Flu activity is ramping up in some parts of the country, even though the season so far has been milder than in recent years.
The Centers for Disease Control and Prevention advised clinicians to treat suspected influenza in high-risk outpatients with antiviral medications as soon as possible. Don’t wait for testing results, the agency says, because early antiviral treatment works best.
The H1N1 viruses (which caused a pandemic in 2009) have predominated in recent weeks, landing some young- to middle-aged adults in intensive care from a severe respiratory illness. Fatalities have been reported, the CDC said. This strain of the virus has been known to cause severe illness in children and young adults.
For treatment to start quickly, patients need to know when to go to the doctor for suspected influenza. Here are some guidelines for determining if you have the flu or just a cold.
Cold symptoms usually start with a sore throat. Nasal symptoms and a cough often show up around the fourth or fifth days, according to WebMD.com. Fever is possible with a cold, especially in children.

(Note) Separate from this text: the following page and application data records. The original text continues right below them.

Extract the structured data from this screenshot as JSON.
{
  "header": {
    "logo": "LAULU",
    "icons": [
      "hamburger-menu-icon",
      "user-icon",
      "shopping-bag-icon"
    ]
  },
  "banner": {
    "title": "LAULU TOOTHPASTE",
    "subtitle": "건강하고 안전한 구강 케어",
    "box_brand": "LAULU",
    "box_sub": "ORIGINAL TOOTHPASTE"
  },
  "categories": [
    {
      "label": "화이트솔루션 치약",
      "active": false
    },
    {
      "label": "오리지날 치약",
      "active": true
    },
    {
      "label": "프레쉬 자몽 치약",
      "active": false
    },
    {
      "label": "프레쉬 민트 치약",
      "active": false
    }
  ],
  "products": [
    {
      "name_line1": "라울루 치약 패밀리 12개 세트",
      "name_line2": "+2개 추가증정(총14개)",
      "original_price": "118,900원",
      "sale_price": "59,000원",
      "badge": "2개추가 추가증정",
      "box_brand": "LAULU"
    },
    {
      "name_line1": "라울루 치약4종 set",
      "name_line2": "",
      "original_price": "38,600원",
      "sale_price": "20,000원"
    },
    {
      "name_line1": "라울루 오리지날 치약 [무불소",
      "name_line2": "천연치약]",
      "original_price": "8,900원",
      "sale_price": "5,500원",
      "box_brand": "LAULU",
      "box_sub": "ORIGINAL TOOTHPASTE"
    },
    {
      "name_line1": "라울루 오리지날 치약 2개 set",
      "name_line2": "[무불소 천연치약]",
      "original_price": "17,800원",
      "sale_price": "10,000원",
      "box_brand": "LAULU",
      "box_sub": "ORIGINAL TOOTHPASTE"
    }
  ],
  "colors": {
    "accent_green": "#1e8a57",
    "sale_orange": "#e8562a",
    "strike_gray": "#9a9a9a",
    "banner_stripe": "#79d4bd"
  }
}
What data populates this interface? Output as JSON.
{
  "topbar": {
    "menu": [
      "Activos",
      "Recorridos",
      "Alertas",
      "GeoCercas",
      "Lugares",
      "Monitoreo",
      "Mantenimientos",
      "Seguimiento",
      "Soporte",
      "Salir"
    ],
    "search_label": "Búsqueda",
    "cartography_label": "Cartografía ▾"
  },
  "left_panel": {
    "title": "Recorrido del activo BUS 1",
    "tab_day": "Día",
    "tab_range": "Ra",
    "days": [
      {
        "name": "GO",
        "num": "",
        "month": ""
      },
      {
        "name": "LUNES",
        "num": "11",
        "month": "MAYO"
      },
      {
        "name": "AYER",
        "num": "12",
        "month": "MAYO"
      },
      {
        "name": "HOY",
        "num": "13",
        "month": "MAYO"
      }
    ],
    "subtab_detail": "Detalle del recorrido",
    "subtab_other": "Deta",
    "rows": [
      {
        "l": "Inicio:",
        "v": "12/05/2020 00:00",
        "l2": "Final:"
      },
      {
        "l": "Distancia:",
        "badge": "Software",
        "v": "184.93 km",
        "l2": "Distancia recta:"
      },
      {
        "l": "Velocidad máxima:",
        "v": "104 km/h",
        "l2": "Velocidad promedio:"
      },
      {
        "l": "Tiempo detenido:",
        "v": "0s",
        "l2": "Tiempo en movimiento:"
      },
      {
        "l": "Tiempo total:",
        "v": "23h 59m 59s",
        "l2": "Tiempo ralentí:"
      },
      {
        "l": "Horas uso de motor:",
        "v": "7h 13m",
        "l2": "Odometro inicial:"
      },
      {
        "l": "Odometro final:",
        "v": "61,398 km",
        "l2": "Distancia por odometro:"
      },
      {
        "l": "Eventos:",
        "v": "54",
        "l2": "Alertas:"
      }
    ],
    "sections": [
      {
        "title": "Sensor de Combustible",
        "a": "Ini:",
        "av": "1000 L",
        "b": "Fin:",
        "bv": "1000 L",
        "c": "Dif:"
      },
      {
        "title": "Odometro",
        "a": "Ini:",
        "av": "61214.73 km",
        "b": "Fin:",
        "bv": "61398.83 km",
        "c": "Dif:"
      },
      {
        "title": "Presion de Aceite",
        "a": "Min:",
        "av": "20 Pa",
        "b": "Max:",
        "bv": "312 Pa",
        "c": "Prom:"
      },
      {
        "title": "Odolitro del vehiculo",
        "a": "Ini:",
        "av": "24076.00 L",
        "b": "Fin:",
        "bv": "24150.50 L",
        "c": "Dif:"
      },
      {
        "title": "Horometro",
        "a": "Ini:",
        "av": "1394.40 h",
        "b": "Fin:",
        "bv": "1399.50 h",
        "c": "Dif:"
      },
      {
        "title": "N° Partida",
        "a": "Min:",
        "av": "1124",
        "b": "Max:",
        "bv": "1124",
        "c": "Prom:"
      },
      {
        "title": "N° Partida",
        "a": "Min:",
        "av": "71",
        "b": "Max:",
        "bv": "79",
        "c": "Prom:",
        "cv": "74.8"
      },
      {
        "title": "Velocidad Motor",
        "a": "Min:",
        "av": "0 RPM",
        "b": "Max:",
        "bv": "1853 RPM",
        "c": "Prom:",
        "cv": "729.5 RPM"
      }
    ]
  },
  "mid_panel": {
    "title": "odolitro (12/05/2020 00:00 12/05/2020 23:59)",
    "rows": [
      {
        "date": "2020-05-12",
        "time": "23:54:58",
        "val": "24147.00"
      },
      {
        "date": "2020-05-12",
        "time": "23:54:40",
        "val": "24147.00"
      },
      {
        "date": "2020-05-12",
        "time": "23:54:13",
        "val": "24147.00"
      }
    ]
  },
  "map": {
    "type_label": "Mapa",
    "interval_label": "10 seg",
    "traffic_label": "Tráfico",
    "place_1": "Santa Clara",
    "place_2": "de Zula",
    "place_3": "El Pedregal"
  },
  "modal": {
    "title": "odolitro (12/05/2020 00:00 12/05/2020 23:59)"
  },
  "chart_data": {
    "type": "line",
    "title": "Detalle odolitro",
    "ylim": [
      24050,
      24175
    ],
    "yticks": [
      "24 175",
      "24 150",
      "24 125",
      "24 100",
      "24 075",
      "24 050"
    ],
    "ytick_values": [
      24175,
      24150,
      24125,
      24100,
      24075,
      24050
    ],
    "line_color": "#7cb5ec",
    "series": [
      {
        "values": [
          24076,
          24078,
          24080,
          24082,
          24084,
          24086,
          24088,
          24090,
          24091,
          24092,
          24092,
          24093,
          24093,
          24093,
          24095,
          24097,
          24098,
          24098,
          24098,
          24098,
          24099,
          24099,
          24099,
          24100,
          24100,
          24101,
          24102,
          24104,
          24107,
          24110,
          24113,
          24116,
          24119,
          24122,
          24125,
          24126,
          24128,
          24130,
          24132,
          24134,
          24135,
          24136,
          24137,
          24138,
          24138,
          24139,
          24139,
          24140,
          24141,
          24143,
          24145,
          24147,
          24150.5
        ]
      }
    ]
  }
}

Flu symptoms come on suddenly. Fever and chills are common, along with muscle or body aches. Many flu patients also experience headaches and fatigue, according to the CDC.
Fever of 101 degrees or above is the most likely indicator of the flu instead of a common cold. Headache and extreme exhaustion are also telltale signs of flu and less common in cold patients.
The best defense against both the cold and flu is vigilant hand washing and avoiding close contact with those who have symptoms of either illness. The flu vaccine is also proven effective in preventing the influenza.
In many cases, decongestants and pain relievers are the best remedy for symptoms of cold and flu. However, prescription antiviral drugs are available for some flu patients, especially in the early days of the illness. Check with a doctor for more information on this treatment.
Also watch for signs of ear infection (which can result from a lingering cold). Sinusitis, bronchitis and pneumonia can result from flu complications and can be life threatening in some patients.